In our latest blog series, we are checking in with some of our FIMRC alumni to learn how they first became interested in a career in global health and development and how their time with FIMRC has shaped their current career path. In our first post, we catch up with Greg Macdonald, our very first Field Operations Manager (FOM) in Nicaragua. Read on to find out what Greg is up to now!
My road to a career in global health and development has been a winding one. Soon after graduating with an anthropology degree in 2001, I was given the opportunity to work with at-risk youth and families in Pittsburgh, helping connect them to needed services. The work was arduous and rewarding but after several years, I felt I was missing out on a cultural exchange experience which is what had drawn me to anthropology during college.
I began looking for ways to work abroad and ultimately took a job teaching English in Mexico where I found a passion for both education and living abroad. Every day was filled with something new: a Spanish phrase I hadn’t heard before, a new classroom activity to try, or a new food. Yet while the experience fully satisfied my desire to engage in an immersive cultural experience, I missed the same level of fulfillment I gained from working with underserved populations back in the United States. I applied to the U.S. Peace Corps which, by design, is a perfect marriage between cultural exchange and service. I was accepted and served as a Youth Development Volunteer in El Salvador from 2006-2008. The experience taught me true patience and flexibility, highlighted for me the importance of human relationships, and exposed me to asset-based community development work. I worked on a range of projects from developing a vocational training program at the local high school, writing grants, and teaching music, English, health, and computer skills.
At the conclusion of my Peace Corps service, when everyone else in my group was eager to get back to the United States, I had found a career path and wanted to stay overseas to continue applying the lessons I had learned as a Peace Corps Volunteer. A mutual friend connected me to FIMRC’s current CEO, Meredith Mick, who had finished her Peace Corps service in El Salvador before me and had remained there as FIMRC’s Field Operations Manager. She knew of a vacancy with FIMRC to launch their newest program in Nicaragua. I applied and was offered the position.
Transitioning from Peace Corps, a federal agency, to a small non-governmental organization was liberating. The organizational culture of FIMRC was innovative, energetic, collegial, inspired, and focused on “KTR,” (an acronym FIMRC Founder Vik Bakhru included in every email) which stands for Kids Totally Rock. A reminder of why we were doing what we were doing seemed ever-present. And everyone I worked with at FIMRC made me want to do better. They were creative, driven, smart, and had great senses of humor.

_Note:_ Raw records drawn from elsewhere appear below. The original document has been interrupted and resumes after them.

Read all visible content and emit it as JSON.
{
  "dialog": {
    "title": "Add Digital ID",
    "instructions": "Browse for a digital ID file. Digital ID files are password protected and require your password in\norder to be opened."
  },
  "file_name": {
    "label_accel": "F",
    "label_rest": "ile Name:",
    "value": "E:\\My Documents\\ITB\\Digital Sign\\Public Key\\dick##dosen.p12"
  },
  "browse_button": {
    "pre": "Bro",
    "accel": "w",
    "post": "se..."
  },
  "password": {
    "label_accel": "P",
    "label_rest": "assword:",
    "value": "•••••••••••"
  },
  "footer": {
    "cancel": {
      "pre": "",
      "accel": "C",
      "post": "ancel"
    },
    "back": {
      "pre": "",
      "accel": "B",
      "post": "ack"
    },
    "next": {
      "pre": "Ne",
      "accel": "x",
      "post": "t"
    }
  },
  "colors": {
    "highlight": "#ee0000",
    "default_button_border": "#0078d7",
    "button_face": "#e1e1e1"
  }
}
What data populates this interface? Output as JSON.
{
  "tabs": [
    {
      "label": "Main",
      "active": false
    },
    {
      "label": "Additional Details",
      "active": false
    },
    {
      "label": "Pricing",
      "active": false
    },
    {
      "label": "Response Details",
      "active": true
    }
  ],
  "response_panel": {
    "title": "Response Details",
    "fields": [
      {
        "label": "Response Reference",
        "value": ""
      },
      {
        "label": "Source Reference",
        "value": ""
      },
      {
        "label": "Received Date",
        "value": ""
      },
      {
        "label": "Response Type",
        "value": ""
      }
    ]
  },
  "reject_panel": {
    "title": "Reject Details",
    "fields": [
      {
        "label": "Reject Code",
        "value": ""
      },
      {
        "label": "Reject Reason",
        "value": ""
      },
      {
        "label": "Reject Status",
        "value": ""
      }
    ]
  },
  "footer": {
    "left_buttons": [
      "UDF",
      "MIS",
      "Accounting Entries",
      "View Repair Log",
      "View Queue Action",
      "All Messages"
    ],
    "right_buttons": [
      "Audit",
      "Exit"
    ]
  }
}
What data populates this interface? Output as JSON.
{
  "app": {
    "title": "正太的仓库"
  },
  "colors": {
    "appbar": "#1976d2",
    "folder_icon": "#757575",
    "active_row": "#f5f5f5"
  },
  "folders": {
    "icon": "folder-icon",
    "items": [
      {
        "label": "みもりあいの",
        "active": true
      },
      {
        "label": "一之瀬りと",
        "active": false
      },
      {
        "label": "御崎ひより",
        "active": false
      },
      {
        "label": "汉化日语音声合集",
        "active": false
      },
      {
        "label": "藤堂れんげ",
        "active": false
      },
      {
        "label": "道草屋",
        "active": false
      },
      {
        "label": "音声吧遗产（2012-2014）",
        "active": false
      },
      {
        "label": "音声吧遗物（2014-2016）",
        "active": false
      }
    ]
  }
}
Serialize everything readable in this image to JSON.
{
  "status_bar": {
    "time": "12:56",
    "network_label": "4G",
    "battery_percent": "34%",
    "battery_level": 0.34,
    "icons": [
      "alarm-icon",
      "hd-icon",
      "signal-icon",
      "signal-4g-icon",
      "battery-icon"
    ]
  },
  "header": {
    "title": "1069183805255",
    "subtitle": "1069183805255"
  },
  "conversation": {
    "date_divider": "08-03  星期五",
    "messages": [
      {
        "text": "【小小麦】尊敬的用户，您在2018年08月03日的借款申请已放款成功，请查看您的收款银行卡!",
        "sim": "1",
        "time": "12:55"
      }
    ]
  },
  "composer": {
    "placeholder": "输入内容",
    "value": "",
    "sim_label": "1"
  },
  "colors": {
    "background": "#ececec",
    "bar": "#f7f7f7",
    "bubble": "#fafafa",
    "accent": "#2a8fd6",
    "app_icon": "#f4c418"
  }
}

During the year I worked as FIMRC’s Field Operations Manager in a small Nicaraguan village, I experienced the ups and downs of development work. I witnessed first-hand the barriers people living in these communities faced in order to access healthcare. I recall visiting a remote village with a doctor who had been called to the scene of an accident involving a man who had drowned at the bottom of a well. It took us three hours to get about 20 miles due to the rough terrain, an obvious obstacle for emergency services. The gravity of the health challenges faced by the community would often weigh on me, the staff, and our volunteers.
But the passion among our staff and volunteers made even the toughest days worthwhile. I was constantly inspired by motivated community members who willingly and enthusiastically participated in activities to better their community. We worked alongside each other to develop and implement a comprehensive response to address a lice epidemic at a local school. We conducted a survey of four communities to gather health data that would later inform FIMRC’s direction in Nicaragua and be a foundation for the development of a standalone FIMRC clinic. We led trash cleanup campaigns, delivered preventive health education, gave CPR classes, and provided healthcare to those most in need. And through it all, I saw the eyes of countless volunteers be further opened by the experiences they had in the village, some of whom who are now better healthcare professionals themselves as a result.
Since my time with FIMRC, I have earned a Master’s degree in Public Administration, worked as a Program Manager for Peace Corps in Nicaragua and as the Director of Programming and Training for Peace Corps in Belize. My experience with FIMRC has informed my journey every step of the way and I aim to bring a mission-driven, empowering, and human approach to everything I do. My development focus and passion will continue to be health, education and youth as I recognize the inextricable link between health and education, and youth as the best opportunity for change.
Interested in a career in global health and development? We have many ways to get involved with FIMRC from volunteer trips to fundraising efforts to helping us raise awareness through social media. Learn more and get involved today!